__Exercise details__
Please repeat the records word for word and skip the pictures.
* * * *
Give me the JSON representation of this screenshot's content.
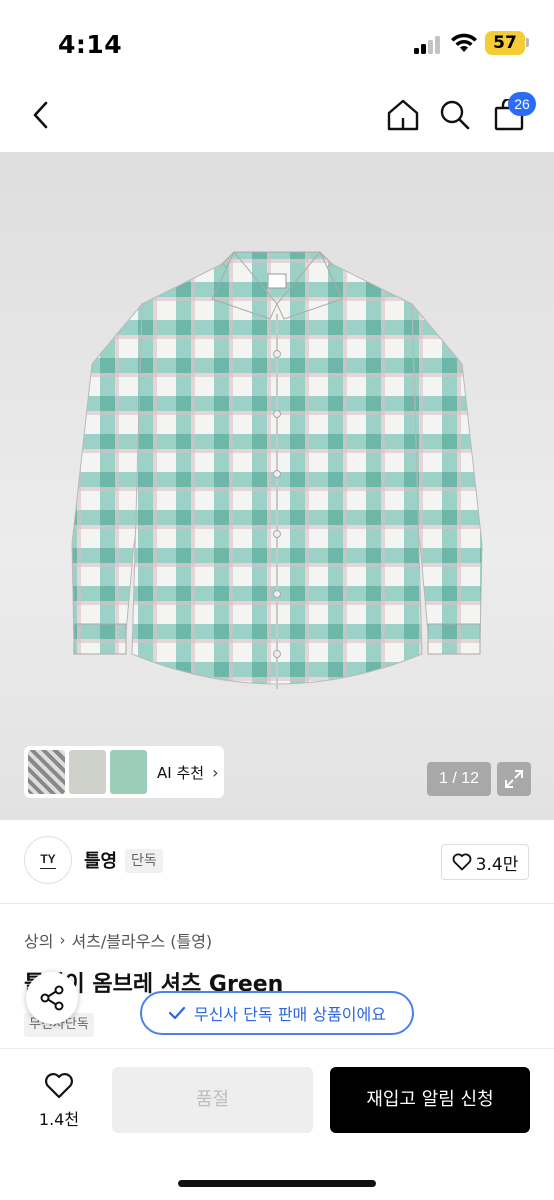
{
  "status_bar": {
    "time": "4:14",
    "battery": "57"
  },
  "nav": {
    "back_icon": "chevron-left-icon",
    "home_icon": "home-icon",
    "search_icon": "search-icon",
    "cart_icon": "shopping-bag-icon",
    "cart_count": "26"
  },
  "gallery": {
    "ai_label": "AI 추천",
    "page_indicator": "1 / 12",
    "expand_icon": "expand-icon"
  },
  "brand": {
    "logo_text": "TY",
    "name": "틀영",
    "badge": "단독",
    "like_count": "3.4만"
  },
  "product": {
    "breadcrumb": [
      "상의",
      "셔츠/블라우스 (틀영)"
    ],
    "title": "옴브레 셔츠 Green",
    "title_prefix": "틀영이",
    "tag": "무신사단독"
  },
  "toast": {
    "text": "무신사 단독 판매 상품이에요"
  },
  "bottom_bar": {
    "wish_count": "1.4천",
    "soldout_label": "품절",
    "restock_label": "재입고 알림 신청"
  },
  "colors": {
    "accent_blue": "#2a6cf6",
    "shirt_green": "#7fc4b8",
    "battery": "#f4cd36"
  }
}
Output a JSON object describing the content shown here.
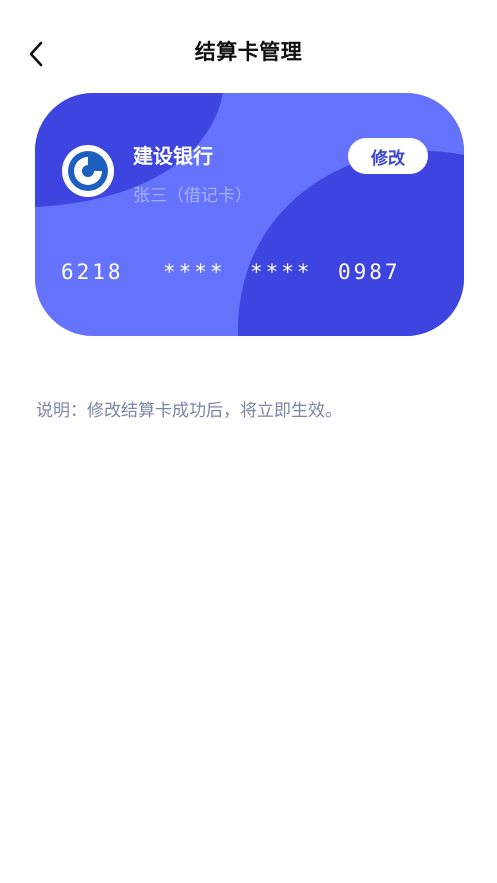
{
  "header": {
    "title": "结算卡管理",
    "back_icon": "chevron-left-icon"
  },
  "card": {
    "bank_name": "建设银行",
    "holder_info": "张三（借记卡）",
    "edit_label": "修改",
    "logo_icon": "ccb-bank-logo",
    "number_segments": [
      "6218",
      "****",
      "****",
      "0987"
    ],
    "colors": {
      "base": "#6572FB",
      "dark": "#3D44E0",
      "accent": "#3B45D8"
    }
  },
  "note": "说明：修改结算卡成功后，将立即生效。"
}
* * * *
__Exercise output__
Give me the JSON representation of this screenshot's content.
{
  "status_bar": {
    "time": "4:14",
    "battery": "57"
  },
  "nav": {
    "back_icon": "chevron-left-icon",
    "home_icon": "home-icon",
    "search_icon": "search-icon",
    "cart_icon": "shopping-bag-icon",
    "cart_count": "26"
  },
  "gallery": {
    "ai_label": "AI 추천",
    "page_indicator": "1 / 12",
    "expand_icon": "expand-icon"
  },
  "brand": {
    "logo_text": "TY",
    "name": "틀영",
    "badge": "단독",
    "like_count": "3.4만"
  },
  "product": {
    "breadcrumb": [
      "상의",
      "셔츠/블라우스 (틀영)"
    ],
    "title": "옴브레 셔츠 Green",
    "title_prefix": "틀영이",
    "tag": "무신사단독"
  },
  "toast": {
    "text": "무신사 단독 판매 상품이에요"
  },
  "bottom_bar": {
    "wish_count": "1.4천",
    "soldout_label": "품절",
    "restock_label": "재입고 알림 신청"
  },
  "colors": {
    "accent_blue": "#2a6cf6",
    "shirt_green": "#7fc4b8",
    "battery": "#f4cd36"
  }
}
Output a JSON object describing the content shown here.
{
  "header": {
    "title": "结算卡管理",
    "back_icon": "chevron-left-icon"
  },
  "card": {
    "bank_name": "建设银行",
    "holder_info": "张三（借记卡）",
    "edit_label": "修改",
    "logo_icon": "ccb-bank-logo",
    "number_segments": [
      "6218",
      "****",
      "****",
      "0987"
    ],
    "colors": {
      "base": "#6572FB",
      "dark": "#3D44E0",
      "accent": "#3B45D8"
    }
  },
  "note": "说明：修改结算卡成功后，将立即生效。"
}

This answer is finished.